Portland State is expecting at least a $5.2 million budget deficit for next year, and administrators are looking to increase enrollment and cut spending to balance the budget. The university is set to spend $2 million more than what Gov. Ted Kulongoski proposed to the state Legislature for the 2007-08 school year.
PSU expects $5.2 million budget deficit
Portland State is expecting at least a $5.2 million budget deficit for next year, and administrators are looking to increase enrollment and cut spending to balance the budget.
The university is set to spend $2 million more than what Gov. Ted Kulongoski proposed to the state Legislature for the 2007-08 school year. Administrators plan to try to increase enrollment, hire lower-paid faculty members, and cut costs throughout the university to offset the deficit.
Lindsay Desrochers, vice president for finance and administration, said the $2 million shortfall will reoccur each year unless the university receives additional state funding or finds an internal way to fix the problem.
Administrators also plan to cut $3.2 million from the budget next year to stabilize a 10 percent university fund balance, an emergency savings account that Portland State is required to maintain. The fund balance must be between 5 percent to 15 percent, and Desrochers said a 10 percent balance of PSU’s $199 million general fund is the optimal choice.

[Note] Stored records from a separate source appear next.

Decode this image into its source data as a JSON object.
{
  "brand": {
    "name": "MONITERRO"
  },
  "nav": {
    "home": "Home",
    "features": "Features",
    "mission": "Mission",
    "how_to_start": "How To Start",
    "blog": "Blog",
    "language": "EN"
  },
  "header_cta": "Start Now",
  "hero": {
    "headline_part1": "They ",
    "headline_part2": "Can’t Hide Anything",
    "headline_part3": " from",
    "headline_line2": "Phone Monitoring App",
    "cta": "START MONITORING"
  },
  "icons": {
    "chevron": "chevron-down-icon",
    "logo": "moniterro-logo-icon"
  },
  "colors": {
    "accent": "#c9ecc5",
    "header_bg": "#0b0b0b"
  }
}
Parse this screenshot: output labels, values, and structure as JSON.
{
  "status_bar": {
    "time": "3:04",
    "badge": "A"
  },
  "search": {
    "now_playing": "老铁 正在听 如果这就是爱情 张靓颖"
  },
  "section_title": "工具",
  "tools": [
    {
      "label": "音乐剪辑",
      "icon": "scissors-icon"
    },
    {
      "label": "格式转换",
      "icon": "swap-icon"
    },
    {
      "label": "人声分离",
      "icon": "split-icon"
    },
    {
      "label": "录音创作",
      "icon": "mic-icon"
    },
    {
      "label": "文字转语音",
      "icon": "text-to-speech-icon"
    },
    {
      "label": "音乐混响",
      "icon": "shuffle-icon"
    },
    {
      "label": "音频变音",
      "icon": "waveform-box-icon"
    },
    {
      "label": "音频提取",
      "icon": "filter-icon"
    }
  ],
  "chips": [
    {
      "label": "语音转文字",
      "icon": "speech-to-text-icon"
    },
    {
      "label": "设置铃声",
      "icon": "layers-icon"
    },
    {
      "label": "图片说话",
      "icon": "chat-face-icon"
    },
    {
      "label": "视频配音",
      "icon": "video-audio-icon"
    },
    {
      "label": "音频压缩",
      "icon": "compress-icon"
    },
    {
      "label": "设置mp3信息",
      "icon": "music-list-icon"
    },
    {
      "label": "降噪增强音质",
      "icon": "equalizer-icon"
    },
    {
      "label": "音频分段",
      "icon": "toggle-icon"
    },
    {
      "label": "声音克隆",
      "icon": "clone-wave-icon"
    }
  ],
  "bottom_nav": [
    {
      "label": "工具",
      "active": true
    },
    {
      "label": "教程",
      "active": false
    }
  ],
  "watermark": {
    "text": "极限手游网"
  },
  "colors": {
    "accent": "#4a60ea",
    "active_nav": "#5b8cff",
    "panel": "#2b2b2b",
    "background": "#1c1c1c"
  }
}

If the Legislature approves less of the governor’s budget when the state budget comes out in June, PSU could be forced to cut more from next year’s budget. Provost Roy Koch said the administration could be forced to eliminate jobs or programs, but they plan to bring in more tuition money and cut costs first.
“We are doing our best to try to minimize the impact,” Koch said. “We are trying to focus and accomplish this without reduction in support staff or academic staff.”
PSU was forced to reduce the budget by $4 million for 2006-07, causing reductions like $400,000 from the library’s budget from 2005-06.
In order to save PSU staff from losing their jobs, Koch and Desrochers say they plan to replace departing full-time professors with assistant professors, who are generally paid much less, and to increase enrollment. Enrollment decreased by about 300 students from 2005 to 2006.
“Things like that don’t hurt our ability to carry out our programs,” Koch said.
Chair of the Faculty Senate Budget Committee, Ray Johnson said raising graduate-level tuition might also be an option. He said undergraduate tuition levels are capped, but graduate levels are not.
The choice between raising tuition and cutting necessary programs is clear, Johnson said.
“If the choice is raising tuition or cutting vital courses you might choose to raise tuition rather than cutting things that are essential to the institution,” Johnson said.
Portland State must cut the additional $3.2 million because the university has used the fund balance to offset previous budget deficits and spending. In the last three years the fund balance has dropped from $22.5 million to about $17 million.
The fund balance currently sits at around 8 percent of the total budget. At the start of this school year, the budget was about 10.7 percent.
“(We are going) to try and balance the revenue and expenses so we aren’t using our savings account on a regular basis,” Koch said.
One percent of enrollment is equal to about $800,000, according to Desrochers. To find $5.2 million dollars in revenue through tuition, PSU would have to increase enrollment by about 6.5 percent, or nearly 1,500 new students, next year.
Desrochers said PSU would not find that many new students this year, but can find enough to significantly affect the budget.
The hope, Desrochers said, is to find enough new students to cover $1 million to $ 1.5 million of the shortfall. After that, the university would find other ways to tighten up spending, including cutting equipment costs and paying closer attention to spending in departments at PSU, specifically the College of Liberal Arts and Sciences.
She said administrators might work on curriculum, making sure classes are full to cover the cost.
Koch said the other plan, replacing retiring full-time professors with assistant professors, will not hurt the university, unlike eliminating the positions altogether.
“When we hire someone at a junior rank to replace a senior rank, we can put that into the reduction of ongoing expenses,” Koch said. “Things like that don’t hurt our ability to carry out our programs.”
“I don’t know that that’s a viable long-term solution,” said Johnson, who is also a professor of accounting. The university would be unable to know exactly when full-time professors are going to retire and it can’t force retirement on them, he said.
Desrochers said she does not know whether positions will be cut or whether departments will feel major impacts, because funding at PSU depends on a final state budget. She said she is confident that the university can find the money.
The final fund allotment for Portland State, due in June by the Legislature, could be notably less than even the governor’s recommended budget, Koch said, forcing PSU to go back and redo the budget process.
“We have to play this balancing game,” Koch said. “Letting people know what we want to do next year before we know how much money we’re going to have.”
The University Budget Team, which includes Desrochers and Koch, is meeting today to finalize a budget recommendation based on proposals from all departments on campus. Their recommendation will be delivered to the Faculty Senate Budget Committee April 2 with a final proposal delivered to PSU President Daniel Bernstine on April 23.
Two open budget forums are set to be held April 9 and 11.